“Working with Quentin Tarantino is the best,” Foxx told Yahoo Entertainment in a 2018 Role Recall interview. “Because he’s like a jazz musician. He just plays. And he has incredible disciplines. He says, I only shoot with one camera. I’m a director, not a video selector — so everything he shoots is one camera, it’s lean.
“He loves cinema. He loves everything about it. And if you’re lucky enough to become part of that family, it’s a wonderful time. Because with the way movies are going now, with the reboots and the superheroes and what we do now, it’s rare when you get to work with someone that original.”
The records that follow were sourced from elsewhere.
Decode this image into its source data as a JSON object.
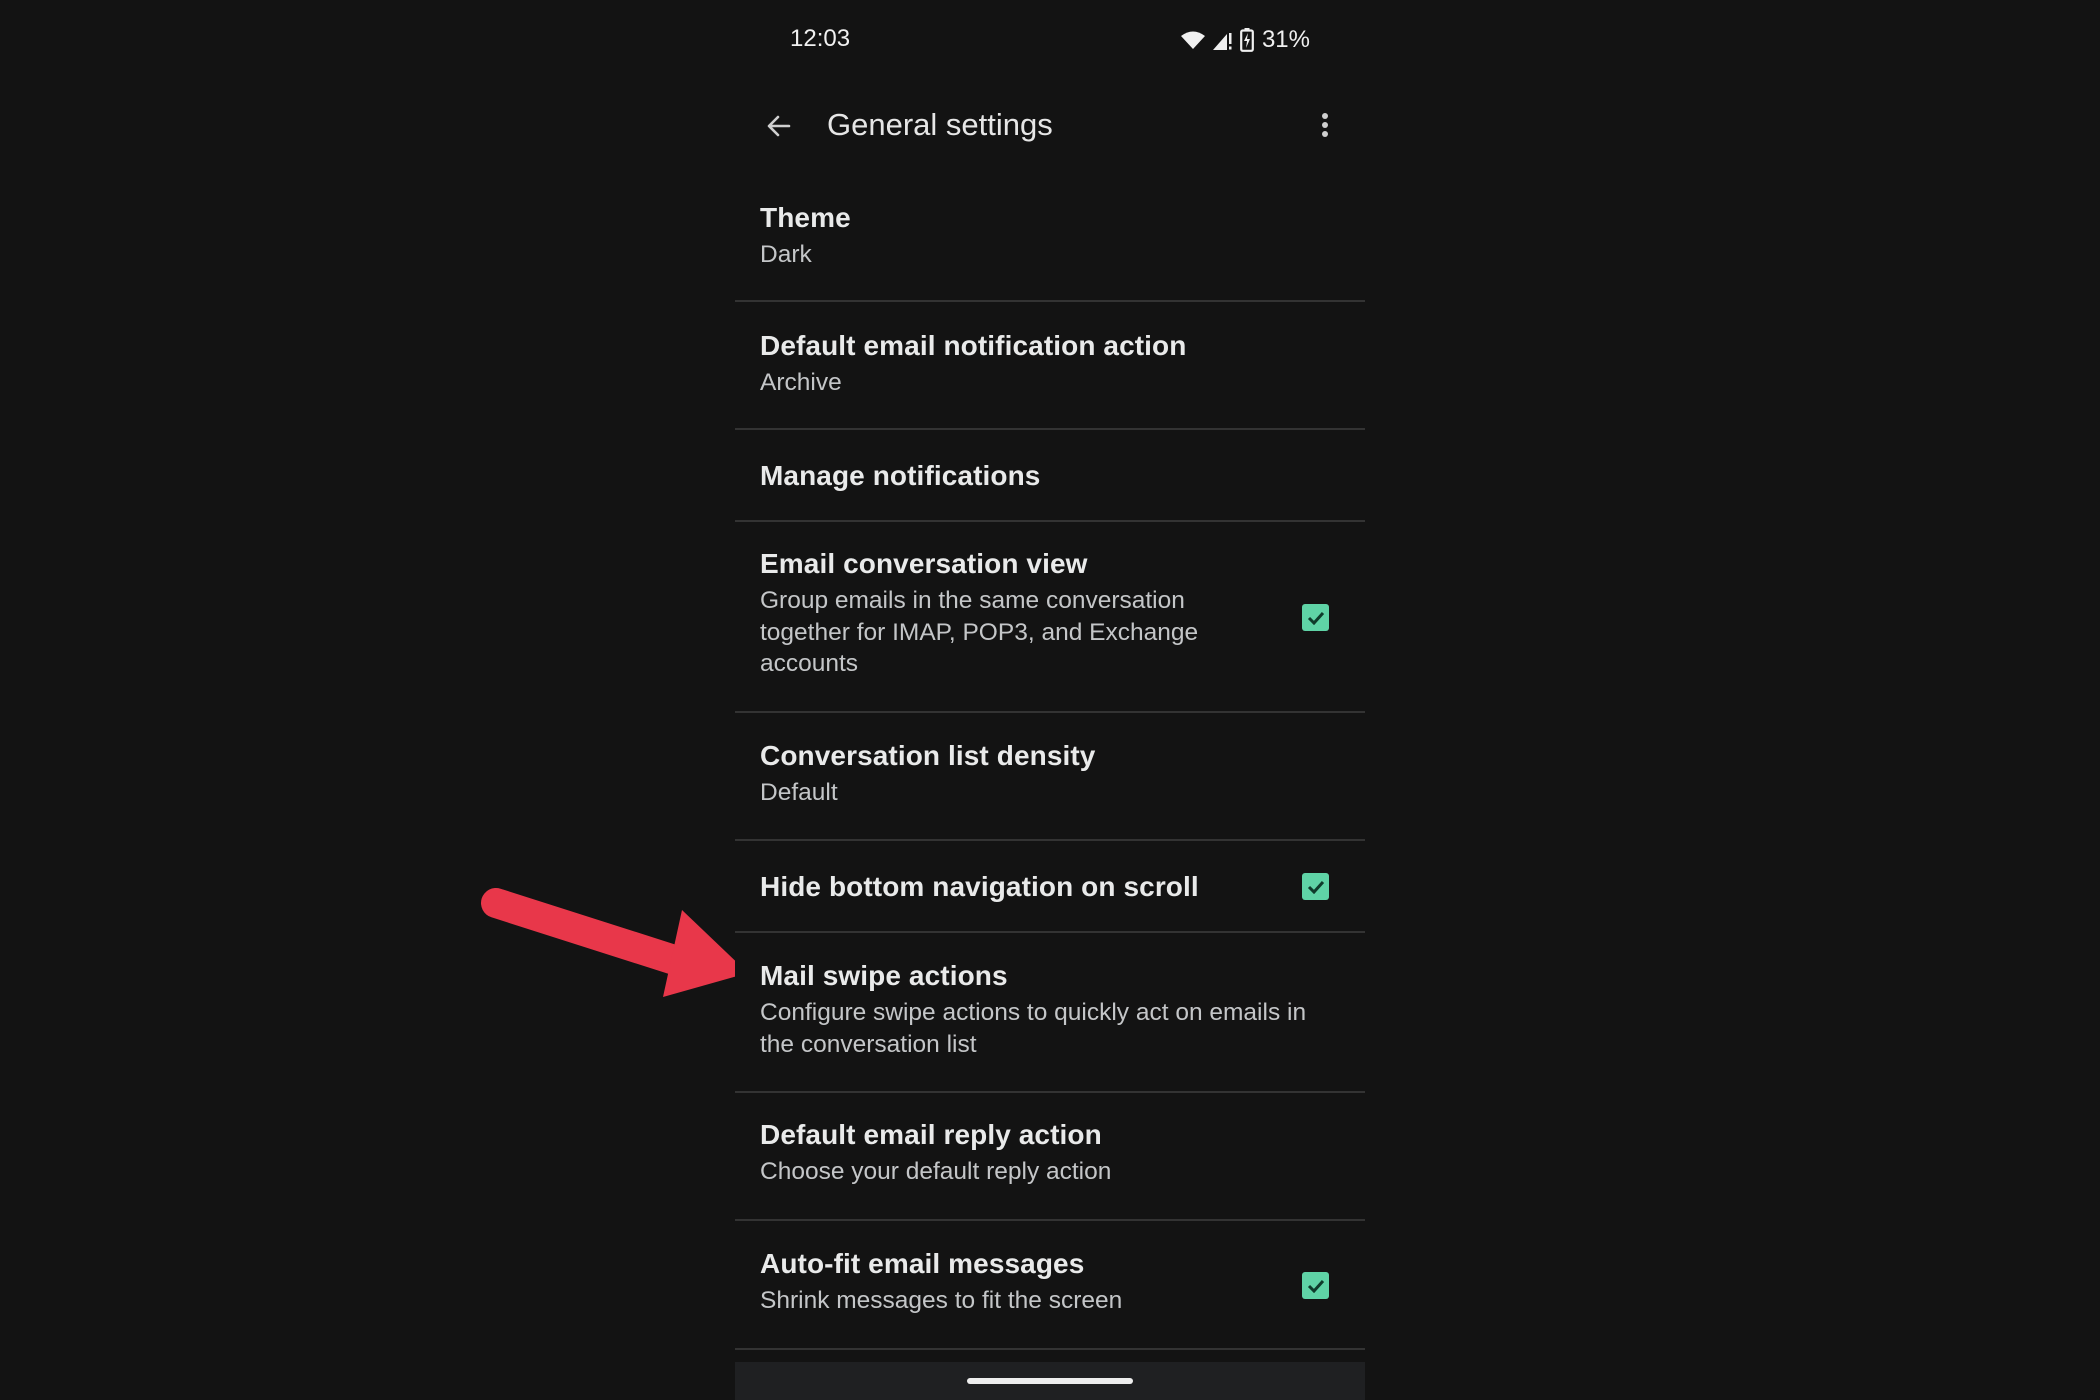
{
  "status_bar": {
    "time": "12:03",
    "battery_percent": "31%",
    "icons": [
      "wifi-icon",
      "cell-signal-icon",
      "battery-charging-icon"
    ]
  },
  "app_bar": {
    "title": "General settings",
    "back_icon": "arrow-back-icon",
    "menu_icon": "more-vert-icon"
  },
  "settings": [
    {
      "title": "Theme",
      "subtitle": "Dark",
      "checkbox": null
    },
    {
      "title": "Default email notification action",
      "subtitle": "Archive",
      "checkbox": null
    },
    {
      "title": "Manage notifications",
      "subtitle": null,
      "checkbox": null
    },
    {
      "title": "Email conversation view",
      "subtitle": "Group emails in the same conversation together for IMAP, POP3, and Exchange accounts",
      "checkbox": true
    },
    {
      "title": "Conversation list density",
      "subtitle": "Default",
      "checkbox": null
    },
    {
      "title": "Hide bottom navigation on scroll",
      "subtitle": null,
      "checkbox": true
    },
    {
      "title": "Mail swipe actions",
      "subtitle": "Configure swipe actions to quickly act on emails in the conversation list",
      "checkbox": null
    },
    {
      "title": "Default email reply action",
      "subtitle": "Choose your default reply action",
      "checkbox": null
    },
    {
      "title": "Auto-fit email messages",
      "subtitle": "Shrink messages to fit the screen",
      "checkbox": true
    }
  ],
  "annotation": {
    "type": "arrow",
    "points_to": "Mail swipe actions",
    "color": "#e8374a"
  },
  "colors": {
    "background": "#131313",
    "checkbox": "#5fd3a6",
    "divider": "#333333",
    "navbar": "#1f2022"
  }
}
Foxx, who won an Oscar for 2004’s Ray, played Django Freeman, a formerly enslaved man who sets out to rescue his wife (Kerry Washington) from a merciless Mississippi plantation owner (Leonardo DiCaprio).
The actor had heard about the project while it was in development, and lobbied for the part — but thought it might go to another bold-faced Hollywood name.
“What’s interesting is, [Tarantino] goes on vibes,” Foxx says. “I would see [him] at clubs, dinners, things like that, and just be like, “You the baddest motherf***ker on the planet. If I ever get the chance, I’m really ready.
“Of course, there were other people who I thought would have been incredible [in the role]. Will Smith would have been fantastic. I know at one point, Idris Elba — I said, ‘Idris, are you Django?” And he said [impersonating Elba], ‘Quentin Tarantino is talking about this movie called Django Unchained,’ and I was like, ‘Boy, your pretty black ass playing Django — it’ll be crazy!’ But luckily, I got a chance to meet with Quentin, and we hit it off.”
Foxx defends the Pulp Fiction filmmaker when it comes criticism over the use of racial slurs, particularly the N-word. The word is uttered 110 times in Django, according to the Dallas Observer. (Other Tarantino movies not set at the time of slavery also had an excessive amount of the epithet: Jackie Brown and The Hateful Eight both used the word over 35 times.)
“When Django came around, I understood the text,” Foxx says. “The N-word was said 100 times, but I understood the text — that’s the way it was back in that time.”